Linux Commands

How to use fuser command in Linux

Files or directories in Linux are being accessed by processes of a unique identity. If we want to perform any action on the specific process that is accessing a specific file or directory, we must know about the process id of that particular process. In this write-up, we are going to explain the utilization of the fuser command in Linux with the help of some examples.

What is the fuser command in Linux

There are different commands used in Linux to manage the networking and monitoring the processes, among them one very useful command is the fuser command, which is used to find out the processes being used by the file, directories, or sockets which are mentioned in the command executed. We can find out the details of the fuser command either by accessing its manual or running the “fuser” command in the terminal. To open the manual of fuser, run the command:

$ man fuser

Or using the fuser command:

$ fuser

In the above output, we can see that it generates the comments of “No process specification given” because we have not input the details of any process and explained the usage of the fuser command. To display the process details accessing the current working directory:

$ fuser -v .

In the above command, “.” is used to find out the process details of the present directory, it has displayed the “USER” name, PID of the process, ACCESS (c stand for the current directory), and COMMAND means which is using the process. We can also display the processes used to open and run the text file, for example, we have a text file with the name, mytestfile1.txt:

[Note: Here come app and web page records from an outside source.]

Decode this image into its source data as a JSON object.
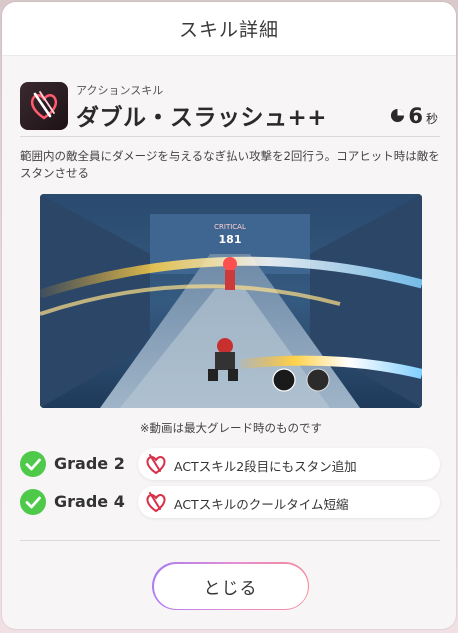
{
  "modal": {
    "title": "スキル詳細"
  },
  "skill": {
    "type": "アクションスキル",
    "name": "ダブル・スラッシュ++",
    "cooldown_value": "6",
    "cooldown_unit": "秒",
    "icon": "double-slash-skill-icon",
    "description": "範囲内の敵全員にダメージを与えるなぎ払い攻撃を2回行う。コアヒット時は敵をスタンさせる"
  },
  "video": {
    "critical_label": "CRITICAL",
    "damage_value": "181",
    "note": "※動画は最大グレード時のものです"
  },
  "grades": [
    {
      "label": "Grade 2",
      "text": "ACTスキル2段目にもスタン追加",
      "icon": "act-skill-icon"
    },
    {
      "label": "Grade 4",
      "text": "ACTスキルのクールタイム短縮",
      "icon": "act-skill-icon"
    }
  ],
  "buttons": {
    "close_label": "とじる"
  },
  "colors": {
    "check_green": "#4ec949",
    "skill_red": "#d9304a",
    "button_gradient_start": "#a97df3",
    "button_gradient_end": "#f58a9a"
  }
}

$ fuser -v -m mytestfile1.txt

In the above command, the “-m” flag (m signifies mount) is used to find out the processes of the filesystem which are accessing the file, mytestfile.txt. This flag is very useful to find out the processes accessing any particular file so we can kill it. We can kill the process using the fuser command, for example, we want to kill all the processes, we use the “-k” flag, and for all processes, use “.”:

$ fuser -k .

It will kill all the processes of the home directory including the process which is running the operating system and the operating system will be shut down so be cautious, and if you want that the system will ask you for killing every process or not, use the “-i” flag with “-k”:

$ fuser -ki .

In the above output, first, it will display all the processes which are being used by the home directory then it asks the user to delete or not every process. Also, there are many other signals which can be used with the fuser command. To list down all the signals, use the command:

$ fuser -l


Every file or command in Linux uses some processes of the system. If we want to know which processes are using which files, sockets, and commands we use the fuser command. We can also kill the processes by identifying the process with the fuser command and the “-k” flag is used to kill the process. In this writeup, we have discussed the use of the fuser command in detail and also explain different flags which can be used with the fuser command.

About the author

Hammad Zahid

I'm an Engineering graduate and my passion for IT has brought me to Linux. Now here I'm learning and sharing my knowledge with the world.